Written by guest blogger Dan Perez (MA Parks '07, Acadia and Golden Gate '08 and ID AmeriCorps '11) and adapted from a speech he gave at the SCA Idaho AmeriCorps Recognition Ceremony in Oct 2011.
It wasn’t all that long ago that a rag-tag caravan of fourteen cars pulled into this very parking lot, almost six hours after an early morning departure from Boise. The license plates (and airline ticket stubs) said it all: East Coast, West Coast, Midwest and Rockies – in other words, a fairly mixed group of individuals from around the country.
I can’t speak for everyone with regard to their unique situations that led to their joining this fifteen-member crew, but it would be a safe bet that their primary reasons fell under the categories of personal growth and professional experience.
Becoming a member of SCA Idaho AmeriCorps is by no means the only way to pursue these goals. We could have gotten jobs, in spite of the economy, for better pay and without having to uproot our current lives, and not resulting in friends and family expressing mock concern at our spending six months in Idaho "growing potatoes." So the question that remains is, “Why?”
Having pondered this question myself before I got accepted into this program, I can offer some answers of my own:
These are my own thoughts, but I hope at least the essence of my last point rings true for my fellow corps members. We all have every right to expect – nay, to gain something useful out of our experiences over the last six months, like how to be a leader for a team of your peers, or how to adapt and overcome when faced with a situation that is entirely out of your control – for instance, a forest fire.
But perhaps more importantly, this is a service position, from which – like any experience in life – you have gained as much as you’ve put in; just by being here, fulfilling that promise we all made in Boise, we are now Americans who have volunteered to serve, and even though our time here is done, may we always find a way to serve, and may we never stop asking ourselves, “Why?”

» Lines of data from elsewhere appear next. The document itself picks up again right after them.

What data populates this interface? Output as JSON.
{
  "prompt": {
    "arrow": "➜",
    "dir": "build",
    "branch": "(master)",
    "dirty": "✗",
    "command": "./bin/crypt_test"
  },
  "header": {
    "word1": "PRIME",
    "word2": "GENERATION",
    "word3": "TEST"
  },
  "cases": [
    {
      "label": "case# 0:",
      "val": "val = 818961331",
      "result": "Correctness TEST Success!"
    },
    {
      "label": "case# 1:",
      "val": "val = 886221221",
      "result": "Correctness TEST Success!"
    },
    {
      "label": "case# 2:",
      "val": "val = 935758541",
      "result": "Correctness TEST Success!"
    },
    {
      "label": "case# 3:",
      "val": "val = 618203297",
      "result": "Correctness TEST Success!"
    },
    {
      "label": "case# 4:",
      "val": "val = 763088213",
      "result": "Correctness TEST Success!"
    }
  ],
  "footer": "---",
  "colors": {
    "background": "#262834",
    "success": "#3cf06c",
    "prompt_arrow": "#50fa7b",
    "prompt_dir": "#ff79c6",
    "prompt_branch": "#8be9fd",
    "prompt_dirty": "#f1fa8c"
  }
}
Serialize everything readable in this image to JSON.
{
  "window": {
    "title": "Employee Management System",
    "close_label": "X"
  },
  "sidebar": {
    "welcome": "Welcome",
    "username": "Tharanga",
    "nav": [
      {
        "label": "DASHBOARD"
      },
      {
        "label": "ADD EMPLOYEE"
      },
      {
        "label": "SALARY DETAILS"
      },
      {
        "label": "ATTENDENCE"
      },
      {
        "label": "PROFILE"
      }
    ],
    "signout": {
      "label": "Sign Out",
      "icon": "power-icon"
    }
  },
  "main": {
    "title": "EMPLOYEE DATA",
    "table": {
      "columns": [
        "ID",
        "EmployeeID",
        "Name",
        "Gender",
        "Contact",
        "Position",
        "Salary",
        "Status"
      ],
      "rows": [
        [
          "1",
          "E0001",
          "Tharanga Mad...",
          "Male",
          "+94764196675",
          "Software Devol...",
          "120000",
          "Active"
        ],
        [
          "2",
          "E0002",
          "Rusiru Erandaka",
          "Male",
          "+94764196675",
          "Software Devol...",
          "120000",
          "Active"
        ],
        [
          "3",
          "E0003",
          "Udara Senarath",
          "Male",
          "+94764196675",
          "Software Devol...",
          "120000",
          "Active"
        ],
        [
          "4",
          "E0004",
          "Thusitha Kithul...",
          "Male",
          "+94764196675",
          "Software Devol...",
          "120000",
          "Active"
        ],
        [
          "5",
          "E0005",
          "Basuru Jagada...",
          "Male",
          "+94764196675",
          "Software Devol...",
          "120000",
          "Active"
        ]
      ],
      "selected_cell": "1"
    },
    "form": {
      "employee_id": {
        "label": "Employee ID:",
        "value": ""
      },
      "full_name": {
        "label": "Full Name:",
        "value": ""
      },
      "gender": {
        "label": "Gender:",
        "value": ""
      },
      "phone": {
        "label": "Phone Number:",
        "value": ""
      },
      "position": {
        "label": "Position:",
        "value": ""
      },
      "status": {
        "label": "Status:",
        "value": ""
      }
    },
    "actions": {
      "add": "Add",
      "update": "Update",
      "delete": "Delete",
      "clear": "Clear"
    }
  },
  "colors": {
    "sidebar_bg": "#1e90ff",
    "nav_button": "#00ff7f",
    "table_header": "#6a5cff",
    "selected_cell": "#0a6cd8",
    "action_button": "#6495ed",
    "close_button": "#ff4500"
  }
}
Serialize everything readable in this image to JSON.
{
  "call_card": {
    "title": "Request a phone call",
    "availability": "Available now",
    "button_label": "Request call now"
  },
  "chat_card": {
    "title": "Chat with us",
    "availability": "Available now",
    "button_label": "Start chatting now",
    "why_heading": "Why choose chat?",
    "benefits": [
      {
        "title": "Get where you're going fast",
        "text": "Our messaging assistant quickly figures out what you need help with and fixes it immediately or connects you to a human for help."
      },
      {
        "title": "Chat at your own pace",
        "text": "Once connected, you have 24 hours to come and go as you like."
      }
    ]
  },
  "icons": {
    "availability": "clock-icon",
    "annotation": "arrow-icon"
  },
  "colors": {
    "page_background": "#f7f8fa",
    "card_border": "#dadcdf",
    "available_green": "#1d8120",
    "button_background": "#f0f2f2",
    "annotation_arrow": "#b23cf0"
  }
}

To read more of Dan's adventures this summer with SCA, check out the Idaho Americorps blogs.
This post is written by SCA Conservation Corps members of the Veterans Fire Corps in Arizona
What follows is the tale of six inspiring individuals, dedicated to a life of service, who share a connection to the land and have made a commitment to the people who live there. Their quest is a courageous endeavor, the challenge of controlling wildland fire in Arizona's most beautiful and equally unforgiving terrain. The Student Conservation Association, in partnership with Prescott National Forest of Arizona, is pioneering a new program, the Veterans Fire Corps (VFC), to complete fire & fuels management projects.
Bearing down on the standoff between wildfire and the wildland-urban interface, The VFC readily takes action. When weather, wind, and vegetation conditions align, they harness the power to control fire in their struggle to find a balance with Mother Nature. Some would call them idealists, many call them Heros, but one thing is clear: When history has passed and all that we know has come to fade away, the mountains of Prescott National Forest will stand eclipsed under the shadow of these giants known as the VFC. This is their story.
The VFC is working with Prescott National Forest to improve ecosystem health, rangeland conditions, wildlife habitat, and reduce the threat and adverse effects of wildland fire while also providing recent-era Veterans with the training, credentials and experience they need to competitively pursue wildland fire and/or forestry careers. The VFC is working on a variety of projects including; tree thinning, mechanical brush clearing, and prescribed fire.
Check back to read the crew's story as the struggle to find a balance between nature and wildfire in Arizona. Read more of their tales on the Veteran's Fire Corps blog.